As a society, we've become incredibly disconnected with our food supply, but buying directly from the farmer helps restore our roots.
Sure, some of us urban dwellers may have a tomato plant or two, perhaps a few herbs growing in the yard or a small plot somewhere.
But for the most part, we expect to get corn from the can and strawberries from the freezer section of our grocery store.
And let's not even get started on a pound of hamburger or a gallon of milk. (But here's a hint, those items are not naturally wrapped in plastic.)
But many of us only are a generation or two from the farm. Maybe that's why we're so hot on the idea of farmers markets.
It's not the same as growing your own food, but it's a chance to rub elbows with the men and women of the soil who bring food to your table.
With that in mind, here's the top five things we love about farmers markets:
No. 5 -- We like the atmosphere. We like wandering around in the open air and enjoying the entertainment. We like chatting with the vendors and perusing the wares. It's like no other shopping experience.
No. 4 -- We like the variety of crops. There are more than300 crops grown in the Mid-Columbia, and most of them make an appearance during the market season. When buying radishes at the grocery store, for example, you're pretty much limited to the little red ones. Who knows what you might find at the farmers market? An elongated French Breakfast radish isn't out of the question.
No. 3 -- We like the notion that this week we're actually going to eat all those healthy fruits and vegetables. (The doctor will be so proud.)
No. 2 -- We like the idea that the food we buy today could have been in the ground or on the tree this very morning. Unless you grow them in your garden and eat the raspberries right off the bush, it's hard to beat the freshness of the farmersmarket.
And the No. 1 thing we absolutely love about the farmers market? We love our farmers.

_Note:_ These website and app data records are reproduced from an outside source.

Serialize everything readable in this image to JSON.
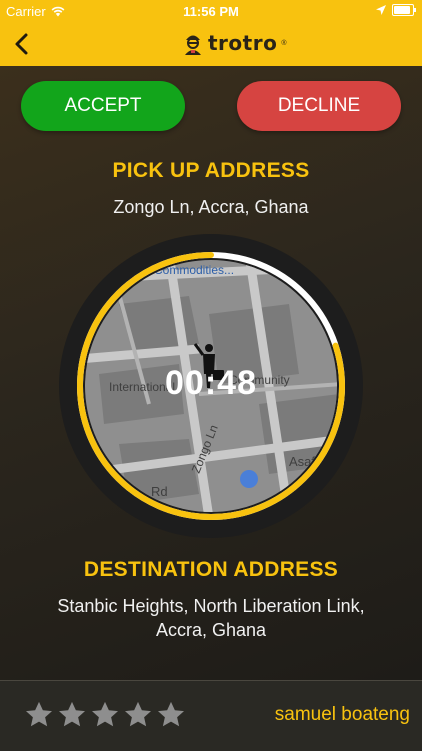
{
  "status_bar": {
    "carrier": "Carrier",
    "time": "11:56 PM"
  },
  "nav": {
    "logo_text": "trotro",
    "logo_mark": "®"
  },
  "actions": {
    "accept_label": "ACCEPT",
    "decline_label": "DECLINE"
  },
  "pickup": {
    "heading": "PICK UP ADDRESS",
    "address": "Zongo Ln,  Accra,  Ghana"
  },
  "timer": {
    "value": "00:48",
    "progress": 0.8
  },
  "map": {
    "labels": [
      "Commodities...",
      "Community",
      "International",
      "Zongo Ln",
      "Asaf",
      "Rd"
    ]
  },
  "destination": {
    "heading": "DESTINATION ADDRESS",
    "address_line1": "Stanbic Heights, North Liberation Link,",
    "address_line2": "Accra, Ghana"
  },
  "driver": {
    "name": "samuel boateng",
    "rating": 0,
    "max_rating": 5
  },
  "colors": {
    "brand_yellow": "#f8c20f",
    "accept_green": "#12a51b",
    "decline_red": "#d64441"
  }
}
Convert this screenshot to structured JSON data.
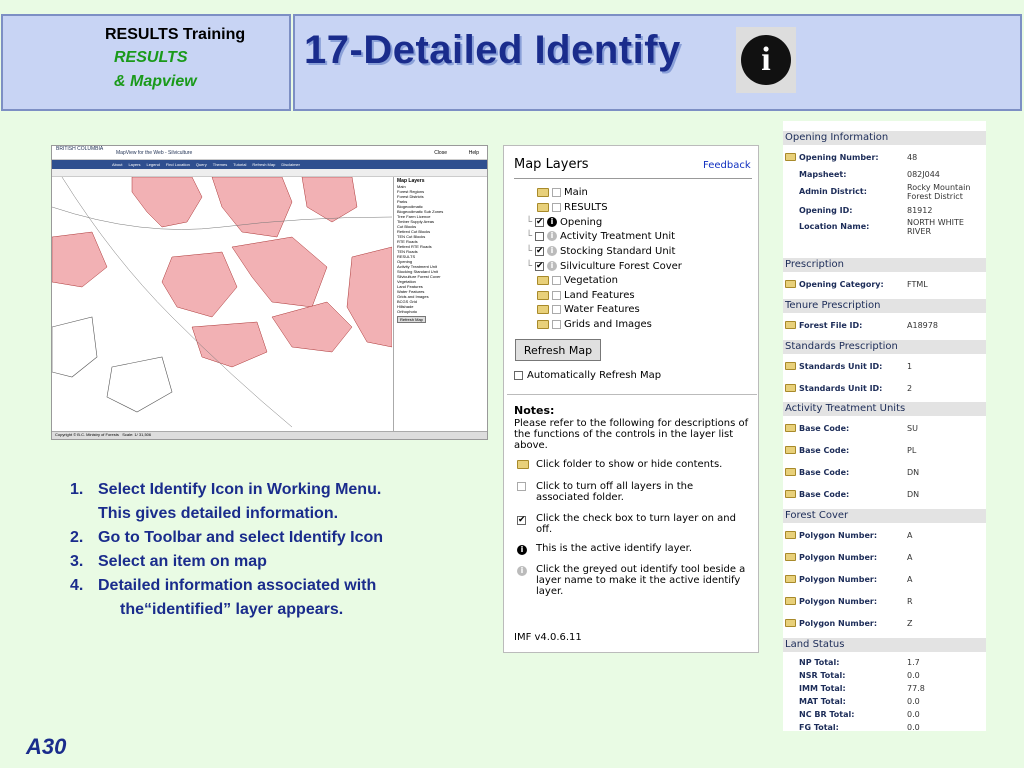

We love living in the middle of an agricultural bonanza.
We probably don't say it enough, but we recognize the vital role agriculture plays in our economy.
The Tri-Cities has for a long time hung its hat on theHanford hook, but the truthis ag is a mighty power in the Mid-Columbia.
The state claims a $35 billion food and agriculture industry that employs 160,000 people and contributes 11 percent to the state's economy.
In 2007, Benton County farms contributed $526 million to that total, and $467 million came from Franklin County.
Sure, we like food, but we have a deep respect for the people who bring it to us. We're looking forward to another healthful, happy season at the marketplace.